══ Material supplied

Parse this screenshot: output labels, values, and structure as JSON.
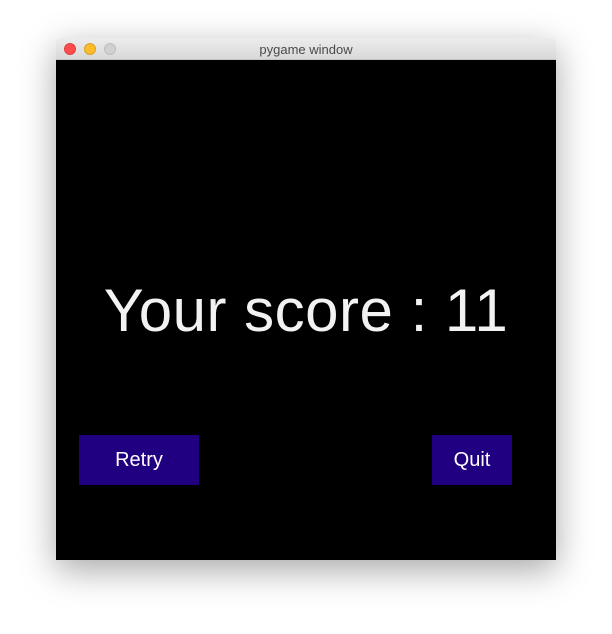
{
  "window": {
    "title": "pygame window"
  },
  "game": {
    "score_text": "Your score : 11",
    "buttons": {
      "retry": "Retry",
      "quit": "Quit"
    },
    "colors": {
      "background": "#000000",
      "button": "#200080",
      "text": "#ffffff"
    }
  }
}
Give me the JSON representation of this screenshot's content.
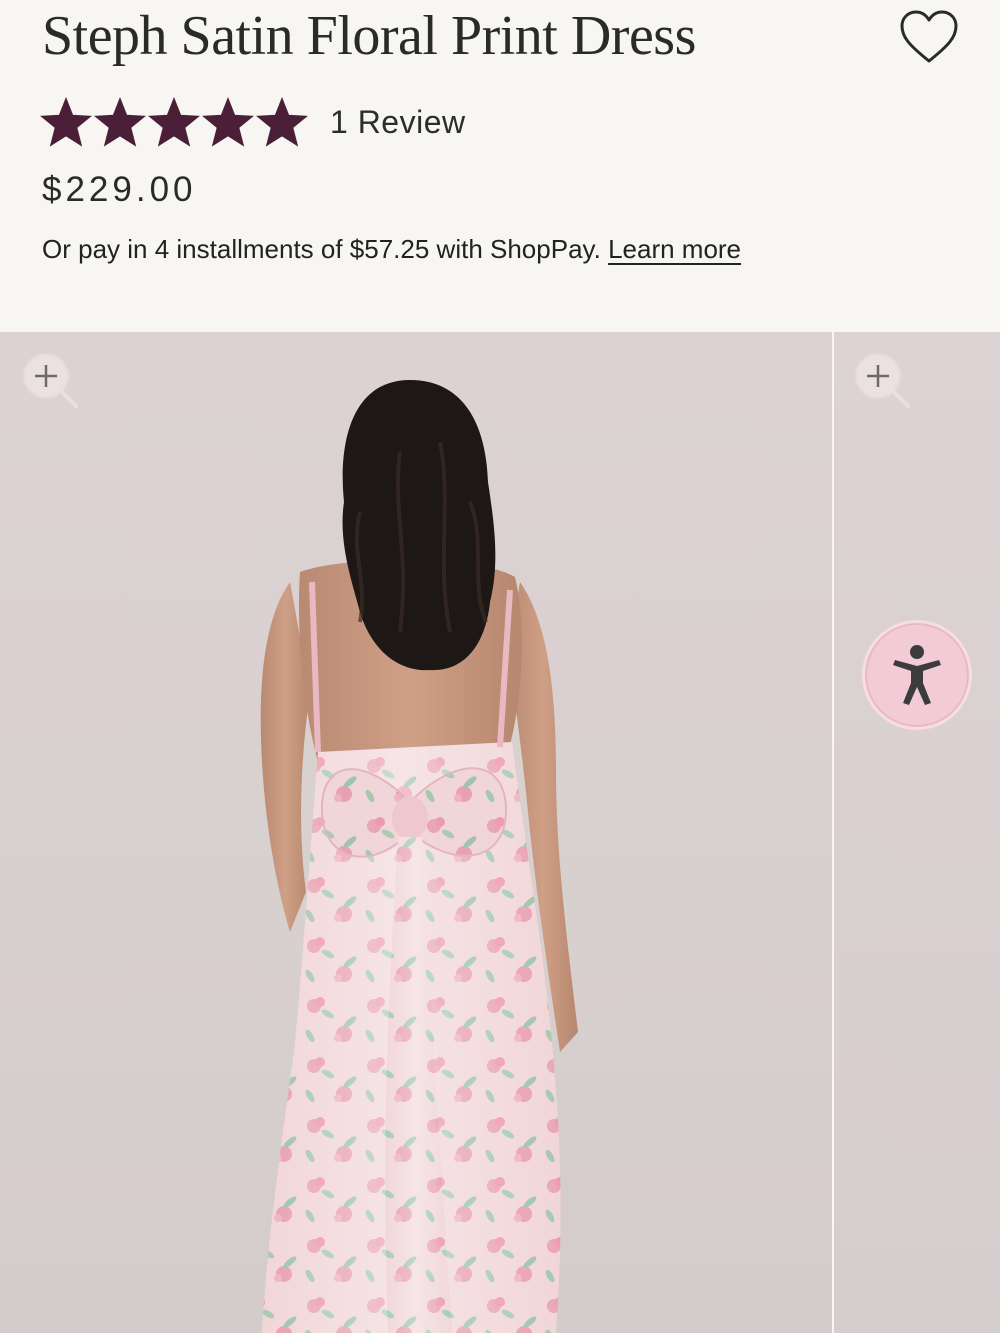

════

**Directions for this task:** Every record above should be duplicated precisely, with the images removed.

**Answer for the task:**
Parse this screenshot: output labels, values, and structure as JSON.
{
  "window": {
    "title": "pygame window"
  },
  "game": {
    "score_text": "Your score : 11",
    "buttons": {
      "retry": "Retry",
      "quit": "Quit"
    },
    "colors": {
      "background": "#000000",
      "button": "#200080",
      "text": "#ffffff"
    }
  }
}
Give me the JSON representation of this screenshot's content.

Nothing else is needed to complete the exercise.